■ What to do
Take each line of the records below that contains the string "Lisa" and copy it.

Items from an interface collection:

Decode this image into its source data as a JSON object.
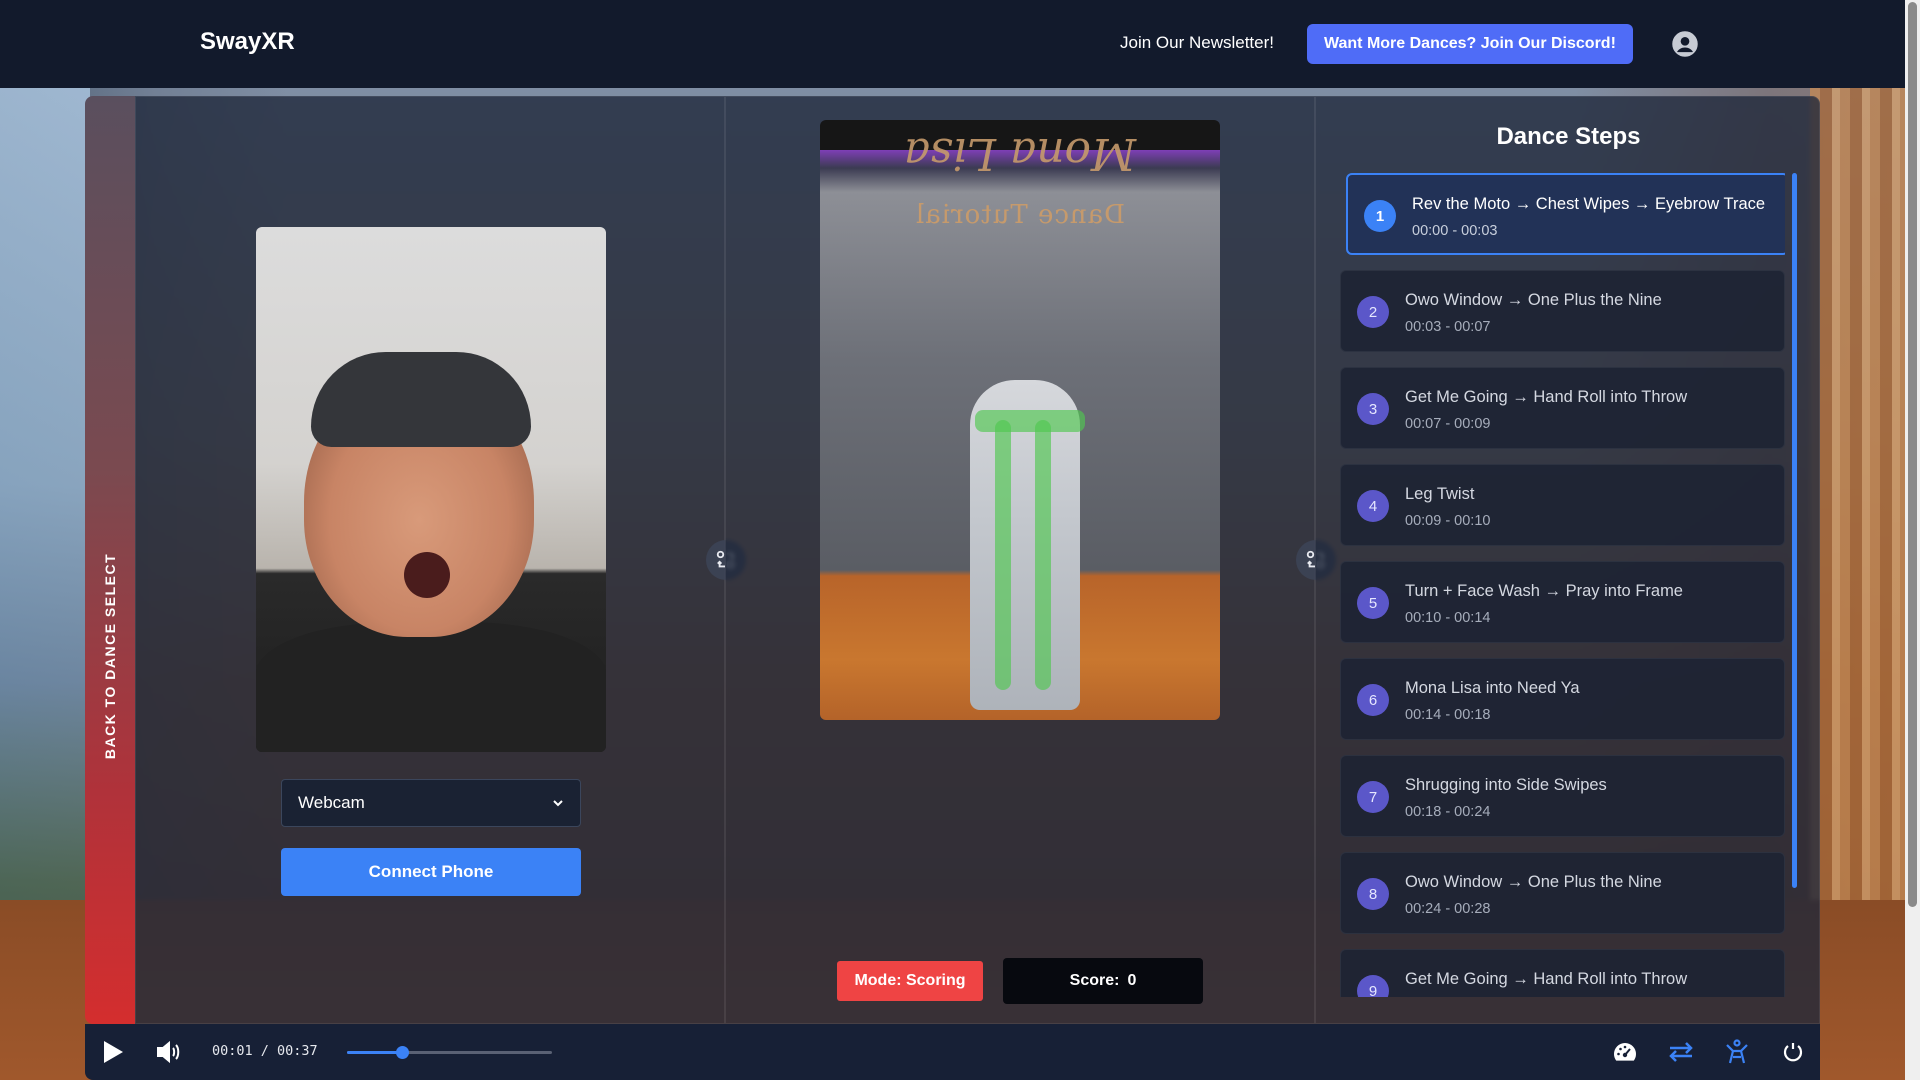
{
  "header": {
    "brand": "SwayXR",
    "newsletter_link": "Join Our Newsletter!",
    "discord_button": "Want More Dances? Join Our Discord!",
    "account_icon": "account-circle-icon"
  },
  "sidebar": {
    "back_label": "BACK TO DANCE SELECT"
  },
  "left_panel": {
    "source_select": {
      "selected": "Webcam",
      "options": [
        "Webcam"
      ]
    },
    "connect_button": "Connect Phone",
    "swap_icon": "swap-icon"
  },
  "middle_panel": {
    "video_title_script": "Mona Lisa",
    "video_title_sub": "Dance Tutorial",
    "mode_badge": "Mode: Scoring",
    "score_label": "Score:",
    "score_value": "0",
    "swap_icon": "swap-icon"
  },
  "steps_panel": {
    "title": "Dance Steps",
    "active_index": 0,
    "steps": [
      {
        "num": "1",
        "name": "Rev the Moto → Chest Wipes → Eyebrow Trace",
        "time": "00:00 - 00:03"
      },
      {
        "num": "2",
        "name": "Owo Window → One Plus the Nine",
        "time": "00:03 - 00:07"
      },
      {
        "num": "3",
        "name": "Get Me Going → Hand Roll into Throw",
        "time": "00:07 - 00:09"
      },
      {
        "num": "4",
        "name": "Leg Twist",
        "time": "00:09 - 00:10"
      },
      {
        "num": "5",
        "name": "Turn + Face Wash → Pray into Frame",
        "time": "00:10 - 00:14"
      },
      {
        "num": "6",
        "name": "Mona Lisa into Need Ya",
        "time": "00:14 - 00:18"
      },
      {
        "num": "7",
        "name": "Shrugging into Side Swipes",
        "time": "00:18 - 00:24"
      },
      {
        "num": "8",
        "name": "Owo Window → One Plus the Nine",
        "time": "00:24 - 00:28"
      },
      {
        "num": "9",
        "name": "Get Me Going → Hand Roll into Throw",
        "time": ""
      }
    ]
  },
  "player": {
    "current_time": "00:01",
    "duration": "00:37",
    "timecode": "00:01 / 00:37",
    "progress_fraction": 0.27,
    "icons": [
      "play-icon",
      "volume-icon",
      "speed-gauge-icon",
      "repeat-icon",
      "pose-skeleton-icon",
      "reset-icon"
    ],
    "accent_color": "#3b82f6"
  },
  "colors": {
    "header_bg": "#121a2c",
    "discord_button": "#4f6cf7",
    "mode_badge": "#ef4444",
    "accent": "#3b82f6",
    "back_strip_red": "#d42e2e"
  }
}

■ Problem solution
    "video_title_script": "Mona Lisa",
        "name": "Mona Lisa into Need Ya",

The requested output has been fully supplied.